Isaiah wrote in 52:14 – “… his appearance was so disfigured beyond that of any human being and his form marred beyond human likeness… ” (How Jesus looked after his torture and crucifixion.)
53:2 – “He grew up before him like a tender shoot, and like a root out of dry ground. He had no beauty or majesty to attract us to him, nothing in his appearance that we should desire him.” (Jesus came from humble beginnings, was not royal or handsome.)
53:3 – “He was despised and rejected by mankind, a man of suffering, and familiar with pain. Like one from whom people hide their faces he was despised, and we held him in low esteem.” (Jesus was rejected by his people who turned him over to the Romans for crucifixion.)
53: 4-5 – “Surely he took up our pain and bore our suffering, yet we considered him punished by God, stricken by him, and afflicted. But he was pierced for our transgressions, he was crushed for our iniquities; the punishment that brought us peace was on him, and by his wounds we are healed.” (Christians of all denominations believe that Christ took on our sins for our salvation.)
53:6-7 – “We all, like sheep, have gone astray, each of us has turned to our own way; and the Lord has laid on him the iniquity of us all. He was oppressed and afflicted, yet he did not open his mouth; he was led like a lamb to the slaughter, and as a sheep before its shearers is silent, so he did not open his mouth as on him, and by his wounds we are healed.” (Jesus did not defend himself and was mocked for remaining silent. Christians believe that Christ suffered and died for our sake.)
53:9 – “He was assigned a grave with the wicked, and with the rich in his death, though he had done no violence, nor was any deceit in his mouth.” (After Jesus died on the cross, he was destined for a criminals’ mass grave. But instead, a “rich” man named Joseph of Arimathea asked Roman governor Pontius Pilate for Jesus’ body to be interred in Joseph’s own tomb.
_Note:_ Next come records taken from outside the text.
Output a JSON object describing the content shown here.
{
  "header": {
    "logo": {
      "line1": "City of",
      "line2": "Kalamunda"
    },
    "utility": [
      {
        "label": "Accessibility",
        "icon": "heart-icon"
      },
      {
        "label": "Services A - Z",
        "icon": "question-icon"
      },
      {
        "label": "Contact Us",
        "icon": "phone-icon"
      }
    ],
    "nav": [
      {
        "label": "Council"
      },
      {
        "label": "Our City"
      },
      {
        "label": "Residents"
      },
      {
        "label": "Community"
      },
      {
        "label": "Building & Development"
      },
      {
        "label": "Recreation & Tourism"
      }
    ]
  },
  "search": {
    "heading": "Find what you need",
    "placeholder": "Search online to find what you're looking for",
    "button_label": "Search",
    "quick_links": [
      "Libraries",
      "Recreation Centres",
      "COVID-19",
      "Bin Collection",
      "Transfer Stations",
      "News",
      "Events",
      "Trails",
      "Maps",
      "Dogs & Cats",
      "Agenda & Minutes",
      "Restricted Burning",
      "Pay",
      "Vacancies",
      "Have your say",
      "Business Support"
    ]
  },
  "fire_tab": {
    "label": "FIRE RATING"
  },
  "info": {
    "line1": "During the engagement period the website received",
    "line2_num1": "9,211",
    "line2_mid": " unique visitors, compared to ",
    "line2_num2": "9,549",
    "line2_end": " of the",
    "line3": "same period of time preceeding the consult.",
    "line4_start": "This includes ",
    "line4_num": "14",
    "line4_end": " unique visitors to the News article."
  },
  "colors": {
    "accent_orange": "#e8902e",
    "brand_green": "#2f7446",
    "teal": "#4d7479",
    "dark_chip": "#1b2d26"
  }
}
53:11 – “After he has suffered, he will see the light of life and be satisfied; by his knowledge my righteous servant will justify many, and he will bear their iniquities.” (Writing, “after he has suffered, he will see the light of life” was Isaiah prophesizing that after death, Jesus would be resurrected? Christians know that Jesus was resurrected and is the light of the world.)
However, you must decide for yourself if Isaiah, the great Hebrew prophet, is describing a future rabbi named Yeshua — later anglicized as Jesus.
Alternatively, Jewish rabbis and scholars widely interpret Isaiah 53’s “suffering servant” as the nation of Israel. Moreover, the organization Jews for Judaism (a name mocking the long-established Jewish evangelism group, Jews for Jesus) offers the following defense in a quote from “Isaiah 53 Explained”:
“In Chapters 52 – 54, the prophet is referring to the gentile nations who have tormented and inflicted pain and suffering on the Jewish people. It is THESE nations who will be astounded and shocked to see that God has saved us from their persecution and returned us to our home, Israel: and, that ultimately, God will vindicate us for our suffering The same promises appear in the Book of Ezekiel 36:6-9 & 15 and in Jeremiah 30:8-13.”
Given that explanation which ignores Jesus — whom I believe the prophet Isaiah was clearly describing — means that my people are still waiting for their Messiah. And they will wait and wait and wait.
Thanks for reading, and as always, I look forward to your comments.
Myra Adams is a media producer and conservative writer with numerous national credits. She is also Executive Director of SignFromGod.org a ministry that evangelizes the Shroud of Turin and currently acting as principle advisers to the Museum of the Bible in Washington D.C. for their groundbreaking exhibit about the Shroud scheduled for February 2021. Contact Myra: [email protected] Twitter @MyraKAdams